Theresa May will campaign Monday that Brexit will be used to expand protections and rights for workers, contrary to the claims of Remain campaigners during the European Union referendum.
“I said I would use Brexit to extend the protections and rights that workers enjoy, and our manifesto will deliver exactly that,” the prime minister will say whilst visiting a training facility in the South of England, claiming that her party planned “the greatest expansion in workers’ rights by any Conservative Government in history” in an official press release.
The move comes as the UK Independence Party (UKIP) accused the Tories of “stealing” a number of popular policies designed to woo the Labour Party’s disaffected working-class base.
— UKIP (@UKIP) May 15, 2017
The list of 11 proposals, which will appear in the Tory manifesto when it is published on May 18th, include the following measures:
Protection for all workers’ rights currently guaranteed by EU law.
New protections for ‘gig’ economy workers in line with the recommendations of the Matthew Taylor Review.
Representation for workers on company boards.
A new statutory right to leave to care for a family member.
New rules to protect workers’ pensions from irresponsible behaviour by company bosses, like unsustainable dividends and takeovers that put the future of the pension scheme at risk.
A statutory right to child bereavement leave.
During the referendum, Remain campaigners such as Frances O’Grady, General Secretary of the British Trades Union Congress (TUC), claimed an EU exit threatened statutory rights such as maternity leave and paid holidays.
Leave campaigners warned voters this was scaremongering at the time, with Trade Unionists Against the EU (TUAEU) chairman Doug Nicholls telling Spiked it was “an insult to say that our rights are protected and depend on the European Union”.
“You tell that to a Greek worker, an Italian worker, a Spanish worker, or any of those accession states, who were told that their national collective-bargaining structures had to disappear if they were to get into the EU,” he said.
Left wing outlets such as the Socialist Worker also expressed scepticism at claims the bloc provided a shield for workers.
“David Cameron and George Osborne, the bosses’ CBI organisation, the International Monetary Fund, and the US and Chinese governments all [supported] a Remain vote,” argued an April 2016 editorial. “Does [Frances O’Grady] really believe they are committed to labour rights?”

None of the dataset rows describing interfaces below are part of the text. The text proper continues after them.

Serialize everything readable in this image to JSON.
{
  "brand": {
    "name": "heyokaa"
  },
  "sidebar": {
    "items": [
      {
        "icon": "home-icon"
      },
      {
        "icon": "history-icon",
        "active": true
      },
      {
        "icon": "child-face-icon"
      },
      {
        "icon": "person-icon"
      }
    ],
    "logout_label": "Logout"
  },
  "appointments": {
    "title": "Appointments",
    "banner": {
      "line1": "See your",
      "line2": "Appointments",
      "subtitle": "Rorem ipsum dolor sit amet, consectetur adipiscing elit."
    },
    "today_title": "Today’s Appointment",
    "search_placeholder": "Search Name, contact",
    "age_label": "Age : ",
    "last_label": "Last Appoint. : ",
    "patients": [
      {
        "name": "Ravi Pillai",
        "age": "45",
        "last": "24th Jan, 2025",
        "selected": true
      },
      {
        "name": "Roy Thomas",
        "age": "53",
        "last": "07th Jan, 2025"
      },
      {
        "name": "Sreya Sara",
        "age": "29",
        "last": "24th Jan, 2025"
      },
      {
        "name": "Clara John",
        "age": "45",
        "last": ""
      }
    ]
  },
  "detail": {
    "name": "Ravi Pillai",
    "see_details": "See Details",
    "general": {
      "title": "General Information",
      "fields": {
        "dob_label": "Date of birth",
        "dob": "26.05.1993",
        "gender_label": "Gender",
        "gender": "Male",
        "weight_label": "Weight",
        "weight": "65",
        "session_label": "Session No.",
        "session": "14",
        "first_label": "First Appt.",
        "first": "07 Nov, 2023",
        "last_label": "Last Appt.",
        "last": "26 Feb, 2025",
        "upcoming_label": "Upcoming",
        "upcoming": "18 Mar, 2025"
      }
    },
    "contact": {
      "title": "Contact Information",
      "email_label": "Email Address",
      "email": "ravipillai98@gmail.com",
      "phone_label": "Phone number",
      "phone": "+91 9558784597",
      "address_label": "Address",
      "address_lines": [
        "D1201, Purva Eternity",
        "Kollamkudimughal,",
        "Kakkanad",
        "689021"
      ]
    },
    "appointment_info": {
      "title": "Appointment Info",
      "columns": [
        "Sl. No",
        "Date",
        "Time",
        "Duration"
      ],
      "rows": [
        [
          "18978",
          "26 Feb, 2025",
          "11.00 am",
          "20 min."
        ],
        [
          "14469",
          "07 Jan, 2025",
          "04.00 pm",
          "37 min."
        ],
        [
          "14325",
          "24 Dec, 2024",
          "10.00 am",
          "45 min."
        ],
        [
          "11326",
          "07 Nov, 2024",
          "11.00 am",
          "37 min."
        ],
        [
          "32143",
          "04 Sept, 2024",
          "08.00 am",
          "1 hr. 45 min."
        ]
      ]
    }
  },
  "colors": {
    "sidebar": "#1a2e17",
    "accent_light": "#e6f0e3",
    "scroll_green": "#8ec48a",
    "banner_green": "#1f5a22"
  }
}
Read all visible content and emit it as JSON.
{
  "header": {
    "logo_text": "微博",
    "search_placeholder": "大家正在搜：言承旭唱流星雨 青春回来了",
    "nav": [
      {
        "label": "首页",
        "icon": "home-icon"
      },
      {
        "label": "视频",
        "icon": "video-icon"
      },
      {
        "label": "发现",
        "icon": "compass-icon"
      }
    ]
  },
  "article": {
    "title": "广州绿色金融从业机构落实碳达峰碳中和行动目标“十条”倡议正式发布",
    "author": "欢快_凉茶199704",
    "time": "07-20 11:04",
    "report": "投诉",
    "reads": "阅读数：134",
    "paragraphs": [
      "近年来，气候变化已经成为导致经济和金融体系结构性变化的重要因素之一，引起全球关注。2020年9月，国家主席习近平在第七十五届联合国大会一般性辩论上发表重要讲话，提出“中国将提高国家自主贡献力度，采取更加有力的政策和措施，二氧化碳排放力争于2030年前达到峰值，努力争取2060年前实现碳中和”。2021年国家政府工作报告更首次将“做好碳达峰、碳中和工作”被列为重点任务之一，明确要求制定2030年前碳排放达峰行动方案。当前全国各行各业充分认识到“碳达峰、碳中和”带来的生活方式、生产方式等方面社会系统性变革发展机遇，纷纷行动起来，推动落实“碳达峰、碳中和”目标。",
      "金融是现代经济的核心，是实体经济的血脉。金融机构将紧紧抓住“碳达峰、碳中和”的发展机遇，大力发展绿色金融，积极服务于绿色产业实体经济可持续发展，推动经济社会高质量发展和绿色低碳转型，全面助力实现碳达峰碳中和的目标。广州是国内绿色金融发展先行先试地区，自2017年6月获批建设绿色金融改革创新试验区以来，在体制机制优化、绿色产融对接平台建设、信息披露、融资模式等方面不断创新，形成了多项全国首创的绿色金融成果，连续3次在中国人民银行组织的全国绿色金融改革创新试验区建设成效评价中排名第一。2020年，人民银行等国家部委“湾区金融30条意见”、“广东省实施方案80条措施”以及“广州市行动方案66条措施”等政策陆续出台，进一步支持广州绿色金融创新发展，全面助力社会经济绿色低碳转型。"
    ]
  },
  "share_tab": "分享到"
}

The outlet pointed out that many of the rights credited to the EU were in fact won by successive generations of working-class campaigners.
“In reality these rights were won by struggle. By the 1970s workers in Britain had fought for and won much stronger legislation than that guaranteed by the EU.
“Equal pay legislation came in the wake of the strike by women workers at Ford Dagenham in 1968. Paid holidays and maternity leave in Britain both exceed the minimum EU standards.”